- Soil erosion will increase and replenishment of drinking water sources will become less reliable as snowpack dwindles and more rainwater is lost to runoff.
- Some cool-weather plants and animals that have traditionally lived in New York (such as sugar maples and some marine species) may move northward to a cooler climate.
- Mosquitoes and other pests may become more abundant. It is not difficult to imagine the disruption and economic costs if even one of these projected climate change impacts comes to pass. Increased warming, however, would likely set off impacts throughout New York's environment, economy and society.
We still can control our climate future
Some of the GHGs emitted today will remain in the atmosphere for centuries. So today's GHG emissions are shaping the climate that next-century New Yorkers will experience. If we reduce emissions in the near future, future risk from climate change will be lower.
Already, previous emissions have locked in some costs for adapting communities and infrastructure to new climate conditions. But failure to reduce emissions now will compound future change, making its impacts even more disruptive and costly.
New York State and local communities are confronting GHG emissions and working toward climate change resilience. Energy and Climate Solutions describes state programs. Climate Smart Communities lists localities that have signed on to low-carbon measures and describes their climate-smart programs. For individuals who want to start combating climate change now, DEC's Green Living page features low-carbon actions.

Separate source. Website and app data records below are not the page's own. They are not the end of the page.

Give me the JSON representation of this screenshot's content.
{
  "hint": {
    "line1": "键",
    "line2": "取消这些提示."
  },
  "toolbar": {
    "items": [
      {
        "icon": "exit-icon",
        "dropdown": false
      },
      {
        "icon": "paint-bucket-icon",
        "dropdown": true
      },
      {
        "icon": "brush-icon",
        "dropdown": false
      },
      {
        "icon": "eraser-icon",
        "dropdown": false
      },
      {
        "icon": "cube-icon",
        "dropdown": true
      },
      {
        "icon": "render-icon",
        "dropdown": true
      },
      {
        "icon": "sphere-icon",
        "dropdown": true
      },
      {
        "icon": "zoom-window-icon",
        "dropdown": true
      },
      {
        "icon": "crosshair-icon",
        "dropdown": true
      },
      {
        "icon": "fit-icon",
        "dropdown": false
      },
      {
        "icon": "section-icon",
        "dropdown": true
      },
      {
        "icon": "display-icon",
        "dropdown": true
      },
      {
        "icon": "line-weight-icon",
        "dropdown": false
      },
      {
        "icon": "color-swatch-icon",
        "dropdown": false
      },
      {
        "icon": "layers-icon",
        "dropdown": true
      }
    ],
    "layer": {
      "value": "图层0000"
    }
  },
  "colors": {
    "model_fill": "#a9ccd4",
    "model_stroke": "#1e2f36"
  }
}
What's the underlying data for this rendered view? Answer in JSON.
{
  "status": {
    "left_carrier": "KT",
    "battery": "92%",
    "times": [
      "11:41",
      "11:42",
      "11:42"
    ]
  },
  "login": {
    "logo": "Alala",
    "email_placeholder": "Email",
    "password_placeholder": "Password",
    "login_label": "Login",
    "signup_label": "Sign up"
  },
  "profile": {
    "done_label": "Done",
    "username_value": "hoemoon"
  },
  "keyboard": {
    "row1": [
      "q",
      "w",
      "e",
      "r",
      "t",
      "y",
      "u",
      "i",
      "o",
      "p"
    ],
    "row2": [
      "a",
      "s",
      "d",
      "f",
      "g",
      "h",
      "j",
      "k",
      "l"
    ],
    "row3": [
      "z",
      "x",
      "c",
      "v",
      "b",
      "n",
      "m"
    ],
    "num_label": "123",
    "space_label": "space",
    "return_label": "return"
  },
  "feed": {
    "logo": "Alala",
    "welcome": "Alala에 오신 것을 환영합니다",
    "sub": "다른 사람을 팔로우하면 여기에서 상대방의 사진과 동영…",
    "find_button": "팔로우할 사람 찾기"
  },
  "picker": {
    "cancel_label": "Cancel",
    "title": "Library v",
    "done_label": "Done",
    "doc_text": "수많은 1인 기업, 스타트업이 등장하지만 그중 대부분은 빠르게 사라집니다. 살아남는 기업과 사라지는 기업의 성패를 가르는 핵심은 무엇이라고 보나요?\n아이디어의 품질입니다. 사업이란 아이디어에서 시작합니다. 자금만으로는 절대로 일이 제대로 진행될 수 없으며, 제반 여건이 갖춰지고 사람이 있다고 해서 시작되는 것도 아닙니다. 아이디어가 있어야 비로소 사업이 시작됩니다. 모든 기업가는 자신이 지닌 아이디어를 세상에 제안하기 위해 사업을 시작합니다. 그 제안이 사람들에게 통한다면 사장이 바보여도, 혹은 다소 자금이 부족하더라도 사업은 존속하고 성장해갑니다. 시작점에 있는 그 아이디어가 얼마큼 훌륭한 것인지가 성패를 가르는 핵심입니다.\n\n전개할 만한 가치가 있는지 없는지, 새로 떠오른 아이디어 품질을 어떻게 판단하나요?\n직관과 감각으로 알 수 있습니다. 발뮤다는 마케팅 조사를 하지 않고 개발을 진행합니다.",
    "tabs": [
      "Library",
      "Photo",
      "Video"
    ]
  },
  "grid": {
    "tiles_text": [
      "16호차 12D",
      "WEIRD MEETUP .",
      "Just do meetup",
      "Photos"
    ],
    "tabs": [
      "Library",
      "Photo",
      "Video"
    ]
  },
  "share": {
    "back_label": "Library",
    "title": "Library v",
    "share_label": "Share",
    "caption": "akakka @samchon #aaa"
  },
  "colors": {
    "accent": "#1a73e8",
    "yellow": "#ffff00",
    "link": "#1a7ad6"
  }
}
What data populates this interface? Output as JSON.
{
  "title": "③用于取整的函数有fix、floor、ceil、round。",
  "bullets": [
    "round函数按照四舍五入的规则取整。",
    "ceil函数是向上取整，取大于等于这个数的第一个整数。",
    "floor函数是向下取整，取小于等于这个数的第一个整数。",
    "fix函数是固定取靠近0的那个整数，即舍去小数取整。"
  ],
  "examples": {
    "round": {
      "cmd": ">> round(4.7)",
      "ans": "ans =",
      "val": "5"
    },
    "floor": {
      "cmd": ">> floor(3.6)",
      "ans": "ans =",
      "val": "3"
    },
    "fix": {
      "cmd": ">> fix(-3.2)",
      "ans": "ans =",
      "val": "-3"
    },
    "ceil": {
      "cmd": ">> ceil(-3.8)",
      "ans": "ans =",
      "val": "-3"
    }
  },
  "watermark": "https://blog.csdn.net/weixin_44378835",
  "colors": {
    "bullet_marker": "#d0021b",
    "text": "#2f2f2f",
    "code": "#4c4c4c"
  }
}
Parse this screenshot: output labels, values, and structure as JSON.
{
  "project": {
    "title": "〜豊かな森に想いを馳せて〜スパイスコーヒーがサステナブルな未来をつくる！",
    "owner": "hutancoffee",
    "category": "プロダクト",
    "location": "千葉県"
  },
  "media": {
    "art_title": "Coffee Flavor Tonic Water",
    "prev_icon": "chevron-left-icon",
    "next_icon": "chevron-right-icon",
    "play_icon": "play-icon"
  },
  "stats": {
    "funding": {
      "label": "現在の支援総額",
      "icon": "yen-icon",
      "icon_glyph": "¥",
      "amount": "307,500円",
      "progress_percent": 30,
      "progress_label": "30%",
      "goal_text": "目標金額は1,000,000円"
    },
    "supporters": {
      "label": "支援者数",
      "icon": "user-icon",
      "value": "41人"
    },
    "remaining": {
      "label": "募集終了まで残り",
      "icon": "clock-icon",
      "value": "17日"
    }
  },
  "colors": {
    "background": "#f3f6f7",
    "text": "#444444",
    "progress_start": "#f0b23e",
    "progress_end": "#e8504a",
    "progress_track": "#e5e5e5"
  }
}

More about Climate Change Impacts in New York:
- Sea Level Rise - Assessed impacts to the state's coastlines from rising seas and developed recommendations for protective and adaptive measures. The Task Force delivered its final report to the Legislature on December 31, 2010.
- Climate Change and Health - This page provides offsite links to other state and federal agencies that address the effect of climate change on public health.